According to most shareholders, hedge funds are perceived as worthless, outdated investment vehicles of yesteryear. While there are greater than 8000 funds trading at present, we look at the elite of this club, about 450 funds. It is estimated that this group controls the lion’s share of all hedge funds’ total asset base, and by monitoring their best stock picks, we have revealed a number of investment strategies that have historically outperformed the market. Our small-cap hedge fund strategy beat the S&P 500 index by 18 percentage points per year for a decade in our back tests, and since we’ve started sharing our picks with our subscribers at the end of August 2012, we have beaten the S&P 500 index by 24 percentage points in 7 months (check out a sample of our picks).
Just as integral, bullish insider trading sentiment is another way to break down the stock market universe. Obviously, there are a variety of motivations for a corporate insider to get rid of shares of his or her company, but only one, very clear reason why they would behave bullishly. Plenty of academic studies have demonstrated the valuable potential of this strategy if piggybackers understand where to look (learn more here).
With all of this in mind, we’re going to take a peek at the recent action encompassing Astec Industries, Inc. (NASDAQ:ASTE).
What does the smart money think about Astec Industries, Inc. (NASDAQ:ASTE)?
At year’s end, a total of 6 of the hedge funds we track held long positions in this stock, a change of 0% from the previous quarter. With hedge funds’ capital changing hands, there exists a few noteworthy hedge fund managers who were increasing their stakes significantly.
Of the funds we track, Chuck Royce’s Royce & Associates had the biggest position in Astec Industries, Inc. (NASDAQ:ASTE), worth close to $28.4 million, comprising 0.1% of its total 13F portfolio. On Royce & Associates’s heels is Mario Gabelli of GAMCO Investors, with a $8.1 million position; the fund has 0.1% of its 13F portfolio invested in the stock. Remaining hedgies that hold long positions include Irving Kahn’s Kahn Brothers, Ken Griffin’s Citadel Investment Group and Drew Cupps’s Cupps Capital Management.
Because Astec Industries, Inc. (NASDAQ:ASTE) has faced a declination in interest from the aggregate hedge fund industry, it’s easy to see that there is a sect of money managers that decided to sell off their entire stakes in Q4. At the top of the heap, D. E. Shaw’s D E Shaw dropped the biggest stake of the 450+ funds we monitor, worth an estimated $0.2 million in stock. These bearish behaviors are important to note, as aggregate hedge fund interest stayed the same (this is a bearish signal in our experience).
What do corporate executives and insiders think about Astec Industries, Inc. (NASDAQ:ASTE)?

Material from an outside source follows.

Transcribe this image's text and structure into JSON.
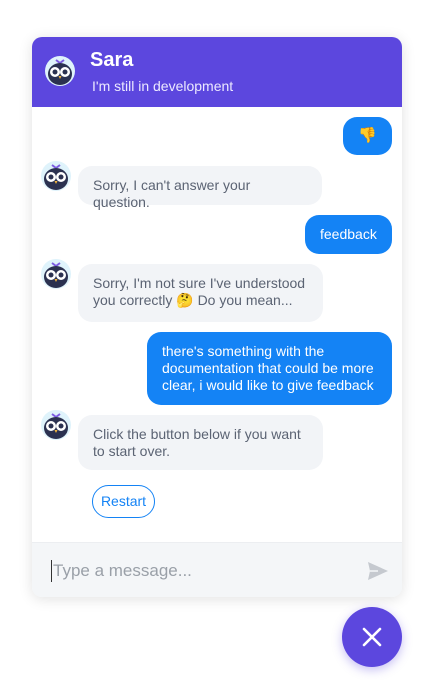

Bullish insider trading is particularly usable when the company in focus has experienced transactions within the past six months. Over the last 180-day time period, Astec Industries, Inc. (NASDAQ:ASTE) has seen zero unique insiders buying, and 2 insider sales (see the details of insider trades here).
Let’s go over hedge fund and insider activity in other stocks similar to Astec Industries, Inc. (NASDAQ:ASTE). These stocks are NACCO Industries, Inc. (NYSE:NC), Columbus McKinnon Corp. (NASDAQ:CMCO), Alamo Group, Inc. (NYSE:ALG), Lindsay Corporation (NYSE:LNN), and Cascade Corporation (NYSE:CASC). All of these stocks are in the farm & construction machinery industry and their market caps match ASTE’s market cap.